[JURIST] The Italian Senate on Thursday approved a measure to ease some of the worst prison overcrowding in Europe by cutting pre-trial detentions and using alternative punishments for minor offenses. In January the European Court of Human Rights (ECHR) [official website] ordered Italy to address the problem [JURIST report] within a year, ruling [judgment, in French] that overcrowding had violated the rights of seven inmates who brought a test case. Italian jails are the most crowded in the EU, with close to 67,000 detainees held in jails built for 45,000, and some prisons at over 250 percent of capacity, according to prison rights group Antigone. Chronic overcrowding, which the government declared an emergency in 2010, may be caused by Italy’s slower paced justice system and a failure to build new prison cells during a deep economic recession. The measure will make pre-trial detention only applicable in exceptional cases for crimes punishable by less than five years in jail. It also opens up a community service alternative to jail time to repeat offenders, though not in the case of crimes such as mafia association, stalking and child abuse.

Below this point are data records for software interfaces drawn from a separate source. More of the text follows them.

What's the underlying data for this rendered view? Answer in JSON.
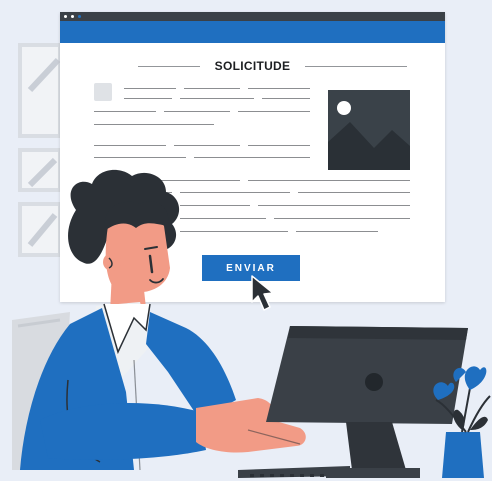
{
  "form": {
    "heading": "SOLICITUDE",
    "submit_label": "ENVIAR"
  },
  "icons": {
    "window_controls": "window-dots",
    "image": "image-placeholder-icon",
    "cursor": "mouse-pointer-icon"
  },
  "colors": {
    "accent": "#1f6fc0",
    "titlebar": "#3a4047",
    "background": "#e9eef7",
    "skin": "#f29b86",
    "hair": "#2b3036"
  }
}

Prison overcrowding is a common problem across the globe. Last August the Colombia Ministry of Justice announced a new initiative [JURIST report] to solve the problem of overcrowding in the nation’s prisons. In June UN Deputy High Commissioner for Human Rights Kyung-wha Kang [official profile] urged the government of Malawi [JURIST report] to address the problem of prison overcrowding and improve the human rights condition in the country. That month Burundi announced that it would also release prisoners to solve overcrowding problems [JURIST report]. Last April South Africa announced that it will issue pardons [JURIST report] to 35,000 offenders in order to ease prison overcrowding. Last February Human Rights Watch (HRW) [advocacy website] called for the reduction of overcrowding [JURIST report] to improve poor prison conditions in Latin America following a prison fire in Honduras, which killed more than 300 inmates and injured dozens more. In August 2011 Venezuela announced its plan to reduce its prison population [JURIST report] by 40 percent. A controversial clemency law introduced in Italy that reduced some prison sentences by three years to cut down on jail overcrowding faced criticism [JURIST report] in August 2006 after some released prisoners returned to lives of crime. Prisons in the US are facing similar problems. In May 2011 the US Supreme Court [official website] ruled [JURIST report in Brown v. Plata [Cornell LII backgrounder; JURIST report] to uphold an order requiring California to release up to 46,000 prisoners to address the problem of prison overcrowding.